EXERCISE PROMPT: Your answer must be an exact copy of the records below.

------ EXERCISE INPUTS

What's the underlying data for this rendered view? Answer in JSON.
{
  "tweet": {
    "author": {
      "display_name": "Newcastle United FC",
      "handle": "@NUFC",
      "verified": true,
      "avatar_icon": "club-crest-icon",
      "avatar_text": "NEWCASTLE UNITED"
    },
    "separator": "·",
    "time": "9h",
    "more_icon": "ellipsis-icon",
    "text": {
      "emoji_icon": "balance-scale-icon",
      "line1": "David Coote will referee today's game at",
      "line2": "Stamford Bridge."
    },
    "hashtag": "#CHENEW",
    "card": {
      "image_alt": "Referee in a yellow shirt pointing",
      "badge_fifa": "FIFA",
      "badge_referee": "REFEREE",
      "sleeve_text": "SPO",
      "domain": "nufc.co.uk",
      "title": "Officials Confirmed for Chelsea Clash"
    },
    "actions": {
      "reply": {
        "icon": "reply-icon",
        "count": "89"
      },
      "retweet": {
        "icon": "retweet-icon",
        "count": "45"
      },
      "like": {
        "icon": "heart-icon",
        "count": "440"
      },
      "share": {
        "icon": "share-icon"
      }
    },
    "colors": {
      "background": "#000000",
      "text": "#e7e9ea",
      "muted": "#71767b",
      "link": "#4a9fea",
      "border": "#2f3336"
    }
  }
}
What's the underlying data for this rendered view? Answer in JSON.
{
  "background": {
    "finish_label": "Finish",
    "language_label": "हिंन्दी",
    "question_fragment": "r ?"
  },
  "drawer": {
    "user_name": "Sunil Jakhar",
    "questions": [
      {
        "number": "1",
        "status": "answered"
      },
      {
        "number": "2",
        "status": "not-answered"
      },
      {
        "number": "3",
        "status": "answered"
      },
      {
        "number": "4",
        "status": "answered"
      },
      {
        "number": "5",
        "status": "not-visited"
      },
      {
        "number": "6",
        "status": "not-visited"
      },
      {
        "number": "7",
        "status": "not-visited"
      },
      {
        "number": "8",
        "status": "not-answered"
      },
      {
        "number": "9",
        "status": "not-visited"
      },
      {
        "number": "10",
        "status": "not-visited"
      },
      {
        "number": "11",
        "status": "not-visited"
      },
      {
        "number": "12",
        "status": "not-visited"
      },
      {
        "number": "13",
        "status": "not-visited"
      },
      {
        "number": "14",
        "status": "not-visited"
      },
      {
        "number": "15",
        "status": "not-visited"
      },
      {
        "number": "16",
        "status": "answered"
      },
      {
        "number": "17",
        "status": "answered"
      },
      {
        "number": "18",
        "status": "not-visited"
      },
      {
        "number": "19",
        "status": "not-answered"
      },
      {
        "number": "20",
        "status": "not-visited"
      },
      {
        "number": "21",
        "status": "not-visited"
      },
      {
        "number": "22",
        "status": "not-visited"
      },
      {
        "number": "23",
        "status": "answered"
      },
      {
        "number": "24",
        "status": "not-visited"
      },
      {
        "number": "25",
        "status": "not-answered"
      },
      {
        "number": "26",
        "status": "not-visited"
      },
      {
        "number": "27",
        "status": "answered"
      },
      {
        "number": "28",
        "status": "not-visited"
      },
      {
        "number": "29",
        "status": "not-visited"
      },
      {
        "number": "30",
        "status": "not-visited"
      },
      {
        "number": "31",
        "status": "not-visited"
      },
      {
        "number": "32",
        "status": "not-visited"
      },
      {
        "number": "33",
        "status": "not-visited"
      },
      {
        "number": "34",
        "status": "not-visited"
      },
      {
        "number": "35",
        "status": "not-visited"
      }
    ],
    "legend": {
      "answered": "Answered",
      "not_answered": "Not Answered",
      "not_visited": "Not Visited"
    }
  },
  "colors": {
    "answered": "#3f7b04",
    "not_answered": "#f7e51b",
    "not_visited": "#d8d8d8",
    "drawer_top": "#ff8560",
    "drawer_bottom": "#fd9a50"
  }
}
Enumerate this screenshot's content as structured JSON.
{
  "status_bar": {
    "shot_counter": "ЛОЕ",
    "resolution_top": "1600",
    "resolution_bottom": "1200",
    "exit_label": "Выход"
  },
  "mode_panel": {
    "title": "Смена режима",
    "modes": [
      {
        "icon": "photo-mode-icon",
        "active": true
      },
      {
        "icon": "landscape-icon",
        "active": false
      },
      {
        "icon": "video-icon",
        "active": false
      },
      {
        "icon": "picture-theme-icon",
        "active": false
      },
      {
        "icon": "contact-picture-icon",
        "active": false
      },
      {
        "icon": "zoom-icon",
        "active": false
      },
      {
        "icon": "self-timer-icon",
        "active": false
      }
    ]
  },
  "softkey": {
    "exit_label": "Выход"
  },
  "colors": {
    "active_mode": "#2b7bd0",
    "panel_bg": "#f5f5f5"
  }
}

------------

TASK OUTPUT:
What's the underlying data for this rendered view? Answer in JSON.
{
  "tweet": {
    "author": {
      "display_name": "Newcastle United FC",
      "handle": "@NUFC",
      "verified": true,
      "avatar_icon": "club-crest-icon",
      "avatar_text": "NEWCASTLE UNITED"
    },
    "separator": "·",
    "time": "9h",
    "more_icon": "ellipsis-icon",
    "text": {
      "emoji_icon": "balance-scale-icon",
      "line1": "David Coote will referee today's game at",
      "line2": "Stamford Bridge."
    },
    "hashtag": "#CHENEW",
    "card": {
      "image_alt": "Referee in a yellow shirt pointing",
      "badge_fifa": "FIFA",
      "badge_referee": "REFEREE",
      "sleeve_text": "SPO",
      "domain": "nufc.co.uk",
      "title": "Officials Confirmed for Chelsea Clash"
    },
    "actions": {
      "reply": {
        "icon": "reply-icon",
        "count": "89"
      },
      "retweet": {
        "icon": "retweet-icon",
        "count": "45"
      },
      "like": {
        "icon": "heart-icon",
        "count": "440"
      },
      "share": {
        "icon": "share-icon"
      }
    },
    "colors": {
      "background": "#000000",
      "text": "#e7e9ea",
      "muted": "#71767b",
      "link": "#4a9fea",
      "border": "#2f3336"
    }
  }
}
What's the underlying data for this rendered view? Answer in JSON.
{
  "background": {
    "finish_label": "Finish",
    "language_label": "हिंन्दी",
    "question_fragment": "r ?"
  },
  "drawer": {
    "user_name": "Sunil Jakhar",
    "questions": [
      {
        "number": "1",
        "status": "answered"
      },
      {
        "number": "2",
        "status": "not-answered"
      },
      {
        "number": "3",
        "status": "answered"
      },
      {
        "number": "4",
        "status": "answered"
      },
      {
        "number": "5",
        "status": "not-visited"
      },
      {
        "number": "6",
        "status": "not-visited"
      },
      {
        "number": "7",
        "status": "not-visited"
      },
      {
        "number": "8",
        "status": "not-answered"
      },
      {
        "number": "9",
        "status": "not-visited"
      },
      {
        "number": "10",
        "status": "not-visited"
      },
      {
        "number": "11",
        "status": "not-visited"
      },
      {
        "number": "12",
        "status": "not-visited"
      },
      {
        "number": "13",
        "status": "not-visited"
      },
      {
        "number": "14",
        "status": "not-visited"
      },
      {
        "number": "15",
        "status": "not-visited"
      },
      {
        "number": "16",
        "status": "answered"
      },
      {
        "number": "17",
        "status": "answered"
      },
      {
        "number": "18",
        "status": "not-visited"
      },
      {
        "number": "19",
        "status": "not-answered"
      },
      {
        "number": "20",
        "status": "not-visited"
      },
      {
        "number": "21",
        "status": "not-visited"
      },
      {
        "number": "22",
        "status": "not-visited"
      },
      {
        "number": "23",
        "status": "answered"
      },
      {
        "number": "24",
        "status": "not-visited"
      },
      {
        "number": "25",
        "status": "not-answered"
      },
      {
        "number": "26",
        "status": "not-visited"
      },
      {
        "number": "27",
        "status": "answered"
      },
      {
        "number": "28",
        "status": "not-visited"
      },
      {
        "number": "29",
        "status": "not-visited"
      },
      {
        "number": "30",
        "status": "not-visited"
      },
      {
        "number": "31",
        "status": "not-visited"
      },
      {
        "number": "32",
        "status": "not-visited"
      },
      {
        "number": "33",
        "status": "not-visited"
      },
      {
        "number": "34",
        "status": "not-visited"
      },
      {
        "number": "35",
        "status": "not-visited"
      }
    ],
    "legend": {
      "answered": "Answered",
      "not_answered": "Not Answered",
      "not_visited": "Not Visited"
    }
  },
  "colors": {
    "answered": "#3f7b04",
    "not_answered": "#f7e51b",
    "not_visited": "#d8d8d8",
    "drawer_top": "#ff8560",
    "drawer_bottom": "#fd9a50"
  }
}
Enumerate this screenshot's content as structured JSON.
{
  "status_bar": {
    "shot_counter": "ЛОЕ",
    "resolution_top": "1600",
    "resolution_bottom": "1200",
    "exit_label": "Выход"
  },
  "mode_panel": {
    "title": "Смена режима",
    "modes": [
      {
        "icon": "photo-mode-icon",
        "active": true
      },
      {
        "icon": "landscape-icon",
        "active": false
      },
      {
        "icon": "video-icon",
        "active": false
      },
      {
        "icon": "picture-theme-icon",
        "active": false
      },
      {
        "icon": "contact-picture-icon",
        "active": false
      },
      {
        "icon": "zoom-icon",
        "active": false
      },
      {
        "icon": "self-timer-icon",
        "active": false
      }
    ]
  },
  "softkey": {
    "exit_label": "Выход"
  },
  "colors": {
    "active_mode": "#2b7bd0",
    "panel_bg": "#f5f5f5"
  }
}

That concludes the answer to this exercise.